[RECORDS SHOWN Boundary: Start]

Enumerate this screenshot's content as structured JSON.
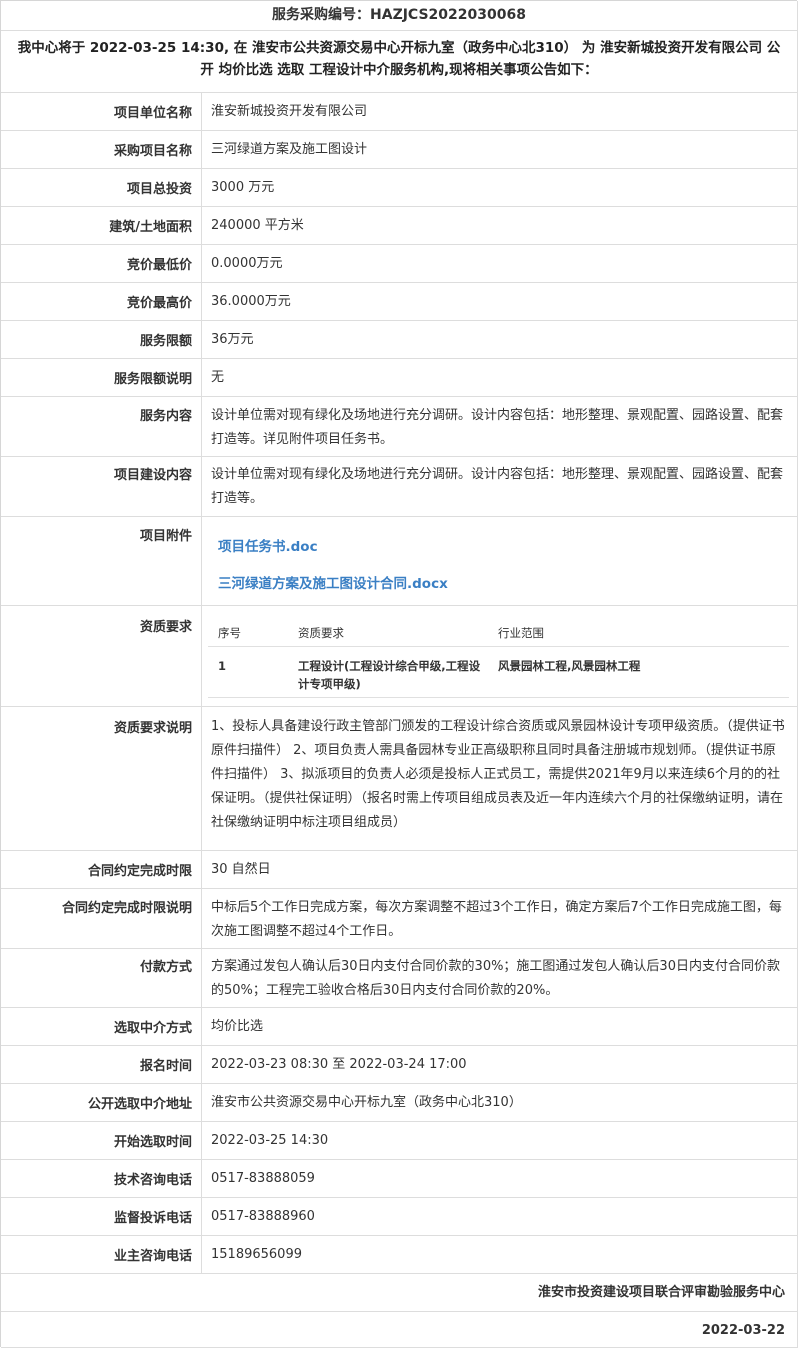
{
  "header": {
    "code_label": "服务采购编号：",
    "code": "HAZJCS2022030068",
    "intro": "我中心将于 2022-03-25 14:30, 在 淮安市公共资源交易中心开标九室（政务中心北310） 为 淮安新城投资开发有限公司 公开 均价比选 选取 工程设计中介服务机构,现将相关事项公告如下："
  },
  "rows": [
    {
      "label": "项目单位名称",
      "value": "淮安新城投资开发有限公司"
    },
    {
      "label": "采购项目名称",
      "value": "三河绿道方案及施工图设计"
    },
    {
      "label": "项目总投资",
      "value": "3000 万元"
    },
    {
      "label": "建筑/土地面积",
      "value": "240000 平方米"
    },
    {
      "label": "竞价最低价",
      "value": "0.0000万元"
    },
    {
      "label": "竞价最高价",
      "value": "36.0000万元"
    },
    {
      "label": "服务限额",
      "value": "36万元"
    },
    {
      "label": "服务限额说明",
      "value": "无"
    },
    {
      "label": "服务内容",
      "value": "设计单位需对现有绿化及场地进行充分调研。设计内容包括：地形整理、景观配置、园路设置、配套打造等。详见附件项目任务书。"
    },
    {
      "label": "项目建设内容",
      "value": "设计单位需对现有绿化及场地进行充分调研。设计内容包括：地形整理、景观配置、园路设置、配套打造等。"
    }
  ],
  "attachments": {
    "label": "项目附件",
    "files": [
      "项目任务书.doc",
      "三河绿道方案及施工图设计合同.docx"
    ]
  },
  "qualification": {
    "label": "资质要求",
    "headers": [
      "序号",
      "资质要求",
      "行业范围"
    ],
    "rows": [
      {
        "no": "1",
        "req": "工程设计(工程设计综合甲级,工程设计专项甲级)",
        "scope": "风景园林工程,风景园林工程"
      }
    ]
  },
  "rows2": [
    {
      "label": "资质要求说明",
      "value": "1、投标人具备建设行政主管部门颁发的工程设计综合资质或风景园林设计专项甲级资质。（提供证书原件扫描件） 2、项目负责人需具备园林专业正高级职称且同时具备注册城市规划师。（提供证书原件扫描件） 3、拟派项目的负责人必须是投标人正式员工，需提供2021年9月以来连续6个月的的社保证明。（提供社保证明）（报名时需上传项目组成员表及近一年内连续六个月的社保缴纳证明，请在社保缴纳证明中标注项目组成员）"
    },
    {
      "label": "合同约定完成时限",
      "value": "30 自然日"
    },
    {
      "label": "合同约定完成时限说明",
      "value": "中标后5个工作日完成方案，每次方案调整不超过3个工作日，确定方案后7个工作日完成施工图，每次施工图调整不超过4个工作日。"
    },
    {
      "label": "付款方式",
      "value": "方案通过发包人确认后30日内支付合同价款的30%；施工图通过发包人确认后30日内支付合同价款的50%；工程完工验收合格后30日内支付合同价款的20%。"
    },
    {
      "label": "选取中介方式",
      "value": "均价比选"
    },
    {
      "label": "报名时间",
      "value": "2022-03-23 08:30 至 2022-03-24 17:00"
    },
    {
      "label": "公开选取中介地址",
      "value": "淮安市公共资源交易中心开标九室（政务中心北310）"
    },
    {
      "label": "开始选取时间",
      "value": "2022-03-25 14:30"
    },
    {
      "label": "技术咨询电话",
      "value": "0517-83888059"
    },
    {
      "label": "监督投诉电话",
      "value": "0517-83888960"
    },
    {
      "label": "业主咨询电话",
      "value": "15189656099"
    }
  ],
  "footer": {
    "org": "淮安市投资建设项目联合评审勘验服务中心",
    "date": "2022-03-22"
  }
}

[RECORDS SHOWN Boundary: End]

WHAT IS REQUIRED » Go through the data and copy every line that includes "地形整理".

COMPLETED TASK »
      "value": "设计单位需对现有绿化及场地进行充分调研。设计内容包括：地形整理、景观配置、园路设置、配套打造等。详见附件项目任务书。"
      "value": "设计单位需对现有绿化及场地进行充分调研。设计内容包括：地形整理、景观配置、园路设置、配套打造等。"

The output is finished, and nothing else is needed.